With the much-anticipated new communications regime not starting for another month, no change for the BoE today meant today was a non-event. However, we have had 24 hours to digest the post-election “emergency” budget delivered by the Chancellor yesterday. It turned out, once again, that Osborne’s bark is worse than his bite.
Throughout the election campaign, the Conservatives ran on a platform of supposed superior economic and fiscal management. The unfortunate (or put another way, completely wrong) analogy of household budgeting and the fiscal position was used time and again to ram home the case for further austerity. The Conservative manifesto indicated that there would be further deep cuts to spending in order to bring the fiscal position back into surplus in the next 3 years.
Remarkably, some might say, this turned out to be an electoral winner everywhere except Scotland (where the SNP ran a powerful anti-austerity campaign). So we were all waiting with bated breath to see precisely how the numbers would look once the Treasury and Office for Budget Responsibility got their hands on them, and what, if any, adjustments the Chancellor might make to the manifesto policies.
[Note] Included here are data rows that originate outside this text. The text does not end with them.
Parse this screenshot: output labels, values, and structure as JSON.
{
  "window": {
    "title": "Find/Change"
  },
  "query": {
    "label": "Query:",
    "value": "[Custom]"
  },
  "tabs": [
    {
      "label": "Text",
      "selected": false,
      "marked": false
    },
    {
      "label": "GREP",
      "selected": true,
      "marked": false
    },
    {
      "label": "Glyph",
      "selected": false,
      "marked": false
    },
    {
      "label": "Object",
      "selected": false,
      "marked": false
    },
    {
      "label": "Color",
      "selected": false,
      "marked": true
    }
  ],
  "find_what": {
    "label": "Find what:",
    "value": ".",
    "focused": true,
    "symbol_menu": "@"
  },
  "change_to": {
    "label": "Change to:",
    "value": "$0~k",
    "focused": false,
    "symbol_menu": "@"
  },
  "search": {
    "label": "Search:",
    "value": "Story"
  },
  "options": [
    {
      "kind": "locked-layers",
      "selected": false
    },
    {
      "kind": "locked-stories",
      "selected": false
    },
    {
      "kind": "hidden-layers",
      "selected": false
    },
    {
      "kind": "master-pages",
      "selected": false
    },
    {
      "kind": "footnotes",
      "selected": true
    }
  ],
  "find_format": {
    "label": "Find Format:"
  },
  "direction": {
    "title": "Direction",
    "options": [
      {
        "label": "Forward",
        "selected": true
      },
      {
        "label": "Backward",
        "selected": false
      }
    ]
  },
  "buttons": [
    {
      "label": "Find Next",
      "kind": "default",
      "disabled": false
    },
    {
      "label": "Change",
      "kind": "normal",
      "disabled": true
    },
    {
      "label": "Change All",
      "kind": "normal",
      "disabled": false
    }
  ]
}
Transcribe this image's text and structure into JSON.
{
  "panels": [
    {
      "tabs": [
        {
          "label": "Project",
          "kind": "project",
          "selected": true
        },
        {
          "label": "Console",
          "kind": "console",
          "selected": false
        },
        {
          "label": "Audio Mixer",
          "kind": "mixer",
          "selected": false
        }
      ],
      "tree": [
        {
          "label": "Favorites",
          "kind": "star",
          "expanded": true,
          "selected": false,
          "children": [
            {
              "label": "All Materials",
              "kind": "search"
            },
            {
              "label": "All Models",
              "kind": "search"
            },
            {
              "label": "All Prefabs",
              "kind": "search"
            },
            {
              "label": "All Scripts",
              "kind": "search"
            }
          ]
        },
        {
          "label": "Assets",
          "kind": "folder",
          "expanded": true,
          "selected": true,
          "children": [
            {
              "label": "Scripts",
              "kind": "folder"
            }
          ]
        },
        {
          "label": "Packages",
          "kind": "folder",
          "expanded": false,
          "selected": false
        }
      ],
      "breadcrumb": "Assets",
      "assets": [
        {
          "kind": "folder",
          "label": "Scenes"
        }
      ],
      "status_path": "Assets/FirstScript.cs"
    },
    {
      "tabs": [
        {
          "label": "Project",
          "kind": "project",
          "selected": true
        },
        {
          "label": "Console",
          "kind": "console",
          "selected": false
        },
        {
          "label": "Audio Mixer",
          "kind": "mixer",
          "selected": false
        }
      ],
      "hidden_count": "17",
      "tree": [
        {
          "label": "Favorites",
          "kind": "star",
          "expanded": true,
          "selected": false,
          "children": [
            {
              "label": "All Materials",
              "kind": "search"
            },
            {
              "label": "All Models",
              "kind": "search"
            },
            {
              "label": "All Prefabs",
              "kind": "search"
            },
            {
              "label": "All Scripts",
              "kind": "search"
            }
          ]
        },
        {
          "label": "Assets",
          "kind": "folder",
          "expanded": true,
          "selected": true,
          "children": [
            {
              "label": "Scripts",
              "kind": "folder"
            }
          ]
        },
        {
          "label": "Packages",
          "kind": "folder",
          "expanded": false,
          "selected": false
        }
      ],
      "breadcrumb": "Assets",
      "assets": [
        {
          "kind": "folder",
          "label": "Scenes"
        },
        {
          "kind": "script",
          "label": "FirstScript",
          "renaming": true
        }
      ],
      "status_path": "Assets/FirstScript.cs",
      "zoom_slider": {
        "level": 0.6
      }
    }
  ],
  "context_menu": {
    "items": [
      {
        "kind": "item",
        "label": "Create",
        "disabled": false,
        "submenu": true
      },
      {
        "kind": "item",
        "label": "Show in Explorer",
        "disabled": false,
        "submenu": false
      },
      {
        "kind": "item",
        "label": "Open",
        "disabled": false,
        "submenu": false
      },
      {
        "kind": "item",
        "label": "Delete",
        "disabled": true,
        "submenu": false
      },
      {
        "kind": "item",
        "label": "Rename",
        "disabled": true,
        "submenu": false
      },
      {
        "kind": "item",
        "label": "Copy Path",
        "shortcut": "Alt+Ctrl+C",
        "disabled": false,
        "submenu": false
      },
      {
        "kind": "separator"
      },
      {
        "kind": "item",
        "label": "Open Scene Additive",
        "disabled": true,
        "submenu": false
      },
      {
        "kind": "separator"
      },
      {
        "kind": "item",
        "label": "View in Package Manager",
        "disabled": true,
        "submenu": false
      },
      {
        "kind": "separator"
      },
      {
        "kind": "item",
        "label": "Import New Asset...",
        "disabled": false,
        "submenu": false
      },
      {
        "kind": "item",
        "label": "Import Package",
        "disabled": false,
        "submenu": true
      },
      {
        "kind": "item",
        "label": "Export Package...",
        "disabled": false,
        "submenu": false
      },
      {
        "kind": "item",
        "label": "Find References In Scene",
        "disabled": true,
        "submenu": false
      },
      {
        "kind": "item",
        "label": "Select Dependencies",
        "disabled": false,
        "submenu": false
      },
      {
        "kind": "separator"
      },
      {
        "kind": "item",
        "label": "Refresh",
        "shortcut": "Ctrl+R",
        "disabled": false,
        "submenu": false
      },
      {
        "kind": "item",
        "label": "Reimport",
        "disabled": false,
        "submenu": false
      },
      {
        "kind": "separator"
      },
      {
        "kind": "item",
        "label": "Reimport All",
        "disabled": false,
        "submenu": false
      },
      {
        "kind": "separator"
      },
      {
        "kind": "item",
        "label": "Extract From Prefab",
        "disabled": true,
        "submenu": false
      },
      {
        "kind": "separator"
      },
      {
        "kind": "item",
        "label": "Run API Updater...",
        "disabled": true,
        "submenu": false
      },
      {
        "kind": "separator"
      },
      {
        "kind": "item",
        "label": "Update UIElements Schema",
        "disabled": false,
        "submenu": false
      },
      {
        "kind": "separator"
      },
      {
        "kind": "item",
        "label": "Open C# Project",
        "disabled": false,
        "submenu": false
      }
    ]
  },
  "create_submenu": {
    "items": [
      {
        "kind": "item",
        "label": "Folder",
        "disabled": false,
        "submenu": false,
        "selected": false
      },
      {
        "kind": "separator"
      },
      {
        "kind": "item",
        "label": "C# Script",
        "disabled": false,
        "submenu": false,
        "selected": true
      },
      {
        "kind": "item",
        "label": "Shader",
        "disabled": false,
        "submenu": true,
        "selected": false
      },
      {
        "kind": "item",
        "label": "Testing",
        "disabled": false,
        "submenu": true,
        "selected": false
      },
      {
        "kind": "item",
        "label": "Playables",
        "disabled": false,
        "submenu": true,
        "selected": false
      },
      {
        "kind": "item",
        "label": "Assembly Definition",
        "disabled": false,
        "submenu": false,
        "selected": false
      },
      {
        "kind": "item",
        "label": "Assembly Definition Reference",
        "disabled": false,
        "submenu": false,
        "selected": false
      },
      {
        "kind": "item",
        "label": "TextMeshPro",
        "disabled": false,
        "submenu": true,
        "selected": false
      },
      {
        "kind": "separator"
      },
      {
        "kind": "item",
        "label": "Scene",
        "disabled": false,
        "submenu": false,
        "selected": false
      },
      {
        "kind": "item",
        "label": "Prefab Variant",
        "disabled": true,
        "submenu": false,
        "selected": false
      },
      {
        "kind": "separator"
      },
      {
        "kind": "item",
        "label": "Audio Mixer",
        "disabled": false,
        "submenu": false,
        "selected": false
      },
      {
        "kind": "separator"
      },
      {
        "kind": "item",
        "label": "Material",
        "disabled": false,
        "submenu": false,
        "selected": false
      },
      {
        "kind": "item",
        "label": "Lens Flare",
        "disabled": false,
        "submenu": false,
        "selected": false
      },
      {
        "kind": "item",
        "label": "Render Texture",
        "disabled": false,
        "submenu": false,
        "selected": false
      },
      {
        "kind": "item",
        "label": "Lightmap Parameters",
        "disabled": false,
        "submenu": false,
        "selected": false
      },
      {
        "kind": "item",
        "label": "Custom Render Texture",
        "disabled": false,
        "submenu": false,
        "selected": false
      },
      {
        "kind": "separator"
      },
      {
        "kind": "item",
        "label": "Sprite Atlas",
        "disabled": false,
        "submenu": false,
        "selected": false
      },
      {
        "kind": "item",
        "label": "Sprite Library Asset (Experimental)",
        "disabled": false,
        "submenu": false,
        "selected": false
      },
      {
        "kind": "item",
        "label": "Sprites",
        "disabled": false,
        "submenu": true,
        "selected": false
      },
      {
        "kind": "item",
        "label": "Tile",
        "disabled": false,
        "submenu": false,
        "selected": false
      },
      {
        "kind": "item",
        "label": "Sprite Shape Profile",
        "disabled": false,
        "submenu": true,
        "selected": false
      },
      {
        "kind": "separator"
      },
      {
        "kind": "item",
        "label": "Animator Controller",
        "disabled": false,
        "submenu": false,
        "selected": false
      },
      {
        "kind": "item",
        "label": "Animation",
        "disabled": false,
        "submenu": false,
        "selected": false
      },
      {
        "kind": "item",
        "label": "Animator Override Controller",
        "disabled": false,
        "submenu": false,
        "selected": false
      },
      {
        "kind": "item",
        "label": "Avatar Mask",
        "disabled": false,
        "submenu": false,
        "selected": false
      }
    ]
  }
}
And so it was, that Osborne pulled a rather surprising rabbit out of his hat yesterday, by delivering a budget that was more akin to the austerity ‘lite’ we have actually seen in Britain over the past five years. This is not to say that there hasn’t been, and won’t continue to be, a very significant fiscal tightening in the UK. But rather that it has happened much more slowly than the Conservatives ever said would be the case. The budget is now expected to return to surplus another year later than previously indicated, in 2019-20. That is a full 4 years later than had been originally planned when the Conservatives (and Lib Dems) took office in 2010!
It means that the fiscal consolidation, which started out with a budget deficit around 10% of GDP, will have taken nearly 10 years to eliminate. And a good thing too. The original pace of tightening was far too harsh, and would have put far too much pressure on monetary policy to maintain aggregate demand. There are, of course, plenty who think that the tightening should have happened even slower, or not at all. I think they forget the fear that pervaded markets in 2009. The UK had spent vast amounts bailing out the banks, had let the automatic fiscal stabilisers kick-in. It had the largest fiscal deficit in the developed world and the prospect of government debt to GDP rising to a level that could become very uncomfortable. I believe the UK government felt that it needed to differentiate itself, for fear of the market turning it into a pariah.
But coming back to yesterday’s Budget, the key message for me was that the fiscal envelope was little changed from the March Budget. If anything, policy will be very slightly looser in the near-term, and a bit tighter further out. But the differences are not large. Taxes will be raised, spending will be cut, the fiscal impulse will be negative for some time yet. But no more so than was already built into the BoE’s most recent Inflation Report forecast (which, I might add, the press very unfairly criticised for not updating to something closer to the Conservative manifesto numbers – it’s a good thing they didn’t!).
So bottom line, I don’t see this Budget changing the course of monetary policy. But there are a couple of other things worth noting.
1) The raising of the minimum wage to the new National Living Wage has already been argued by some as something that will worry the BoE enough to tighten earlier/faster. I doubt that very much. The implicit wage increases are material for those at the bottom of the distribution, but there will likely be some cost born through overall hours worked. And if you buy the OBR’s analysis, the impact on aggregate wage growth is minimal. Equally, any boost to consumption will probably be offset by the hit to working tax credits.
2) The Chancellor has decided to wind back the bank levy and introduce a top-up rate for bank profits. This doesn’t look like something the Treasury have cooked up, but rather something that has come from the Chancellor’s office. The bank levy was announced in 2010 as more than just a tax on banks, but an important way of reducing systemic risk, by incentivising them to hold longer-maturity liabilities. It’s application to the global operations of UK banks was again seen as a key element of reducing the systemic risk to the UK. No doubt the levy has proved more complicated than expected to manage, and has already been tweaked several times. But by reducing its role so significantly in favour of an increase in conventional tax on earnings, the Chancellor seems to have ignored all the preceding work on systemic risk. On one level, I think it is good for the government to leave those issues to the BoE. But there is no mention of that being the reason for this change (which is expected to be slightly better the fiscally neutral). Rather it seems that concerns about HSBC going off-shore might have more to do with it!